The Constitution of the United States | National Archives
This seems to be evoked…
Image from the US National Archives, which I’m pretty sure makes it public domain.

Reyn and Jani are also aboard the Kendry, and they confer about their own mission to beseech aid as they approach the injured town. Trehaug is in dire economic straits, the earthquake having rendered the retrieval of Elderling artifacts impossible, and the extinction of the Rain Wild Traders looms. Keffria invites the Khupruses to lodge with her, which offer they accept, and Grag Tenira arrives to spirit the group away under cover–and to the waiting Ronica.

Aboard the Chalcedean ship, the Satrap whines; at Kekki’s insistence, Malta offers some gentle advice and comfort, musing on their unpleasant situation and tending to the Companion as best she can. The value of Kekki’s advice is made clear as Malta rehearses an assault upon her. The Satrap continues to treat her as a servant, and Malta is accosted again; she falls, opening a wound she has been considering for some time. As she makes to bind it, she realizes that Kekki has died as the Chalcedeans hail another ship.

In Bingtown, Serilla takes lunch and considers her worsening situation. Roed Caern grows increasingly cruel and paranoid as many sets of machinations unfold; she wonders how to place herself among them in the wake of a message from Mingsley. She also considers Ronica, musing on the older woman’s wisdom.

Grag and Reyn confer as the latter makes ready to join a gathering. They exchange tidings, including Reyn’s certainty that Malta is dead. Similarly, Ronica affirms herself to Keffria and reminds her that she, not Ronica, is the Vestrit Trader. And at the gathering, Keffria takes her rightful place, despite her pain and loss. News is exchanged and counsel taken for how to proceed; the potential for a break from Jamaillia and a new system of rule for Bingtown is discussed, and Reyn, at Selden’s prompting, begins to explicate some of the longer history of Bingtown and the Rain Wilds.

I am again taken by the similarity between events unfolding in Bingtown and what I remember being taught and reading later about concerns surrounding the Revolutionary War. (I am aware that what I was taught was markedly jingoistic in addition to being simplified for consumption by children. The latter is excusable, even perhaps necessary; the former is not. And, recall, I grew up in small-town Texas–for good and ill.) I’ve noted that in other work–and I’ll get to that work, worry not–Hobb makes much use of early US history to inform her fictional milieu; I haven’t done the reading to the extent that I should (yet) to confirm it, but it does not stretch credulity to think that Hobb is doing much the same thing in the Liveship Traders novels that she does in the Soldier Son series. And she seems to be offering some corrections, being explicit in the incorporation of women in the proposed renewed Bingtown as equals–formally and legally, not just conventionally–and noting usefully that “A manner of speaking becomes a manner of thinking.”

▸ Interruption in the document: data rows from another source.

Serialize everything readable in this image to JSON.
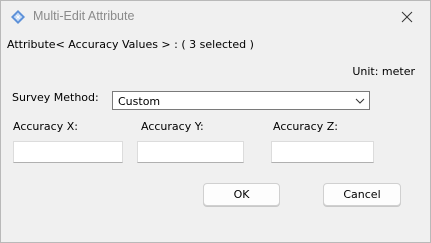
{
  "window": {
    "title": "Multi-Edit Attribute",
    "icon": "app-diamond-icon",
    "close_icon": "close-icon"
  },
  "attribute_line": "Attribute< Accuracy Values > : ( 3 selected )",
  "unit_label": "Unit: meter",
  "survey_method": {
    "label": "Survey Method:",
    "selected": "Custom"
  },
  "accuracy": {
    "x_label": "Accuracy X:",
    "y_label": "Accuracy Y:",
    "z_label": "Accuracy Z:",
    "x_value": "",
    "y_value": "",
    "z_value": ""
  },
  "buttons": {
    "ok": "OK",
    "cancel": "Cancel"
  },
  "colors": {
    "window_bg": "#f0f0f0",
    "title_text": "#8a8a8a",
    "icon_blue": "#3a7bd5"
  }
}
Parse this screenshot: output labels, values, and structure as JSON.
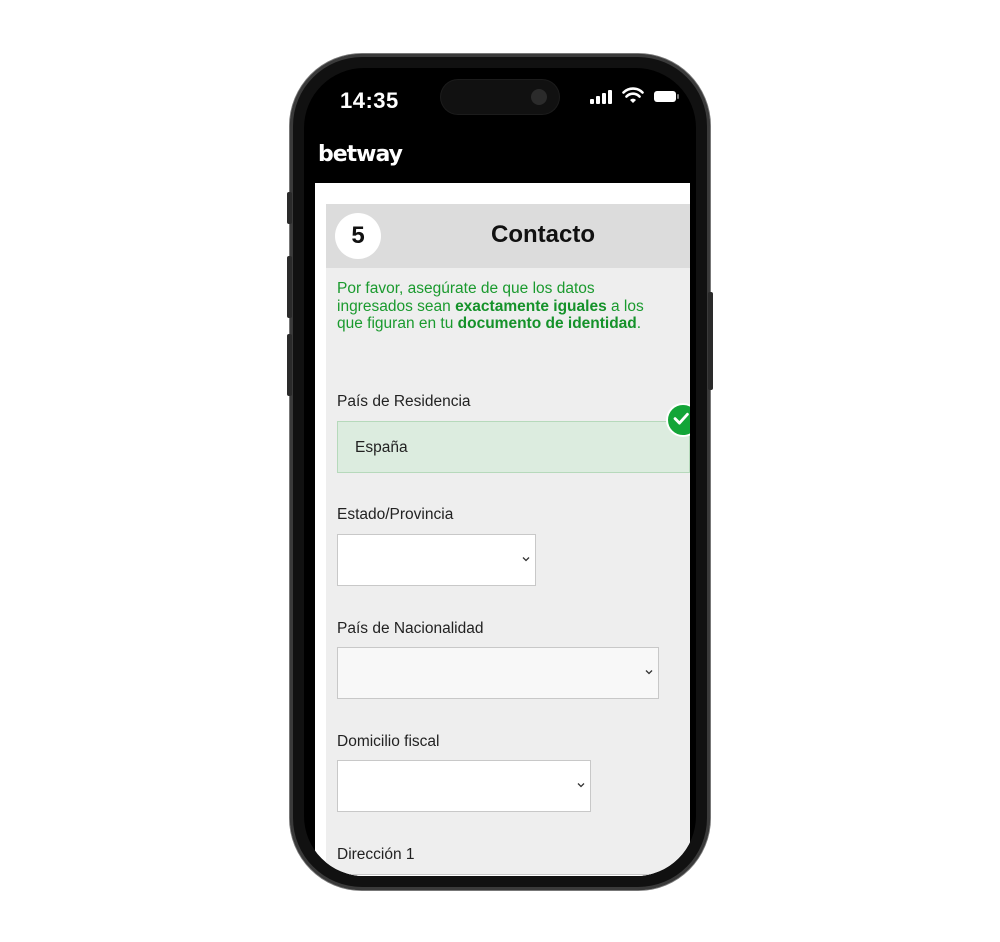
{
  "status_bar": {
    "time": "14:35"
  },
  "brand": {
    "logo_text": "betway"
  },
  "step": {
    "number": "5",
    "title": "Contacto"
  },
  "notice": {
    "part1": "Por favor, asegúrate de que los datos ingresados sean ",
    "bold1": "exactamente iguales",
    "part2": " a los que figuran en tu ",
    "bold2": "documento de identidad",
    "part3": "."
  },
  "fields": {
    "country_residence": {
      "label": "País de Residencia",
      "value": "España",
      "validated": true
    },
    "state_province": {
      "label": "Estado/Provincia",
      "value": ""
    },
    "nationality": {
      "label": "País de Nacionalidad",
      "value": ""
    },
    "fiscal_address": {
      "label": "Domicilio fiscal",
      "value": ""
    },
    "address1": {
      "label": "Dirección 1",
      "value": ""
    }
  },
  "colors": {
    "accent_green": "#1a9a2e",
    "check_green": "#13a538",
    "valid_field_bg": "#dcecdf"
  },
  "icons": [
    "signal-icon",
    "wifi-icon",
    "battery-icon",
    "check-icon",
    "chevron-down-icon"
  ]
}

Indeed, that comment is more true than many people want to believe. I don’t necessarily fully subscribe to Sapir-Whorf, but it is an idea that merits more thought than most afford it.

I can always use your support.

4 thoughts on “A Robin Hobb Rereading Series: Entry 192: Ship of Destiny, Chapter 13

  1. […] Aboard the Chalcedean ship, Malta continues to suffer the Satrap and the crew. She muses on her situation–it is not a good one–and upon the status of her family. She also absently picks at a scar on her forehead, finding its texture rough and its extent greater than she had anticipated. As she considers matters further, Malta begins to more coldly assess her circumstances and the ways in which she can achieve and retain agency, and she begins to proceed along those lines, making for the ship’s captain. When she finally confronts him, she seems to make some progress at improving her situation and the Satrap’s, though the latter is hardly conscious of it until water for bathing and clean clothes are brought to their cabin. […]


Leave a Reply

Fill in your details below or click an icon to log in:

WordPress.com Logo

You are commenting using your WordPress.com account. Log Out /  Change )

Facebook photo

You are commenting using your Facebook account. Log Out /  Change )

Connecting to %s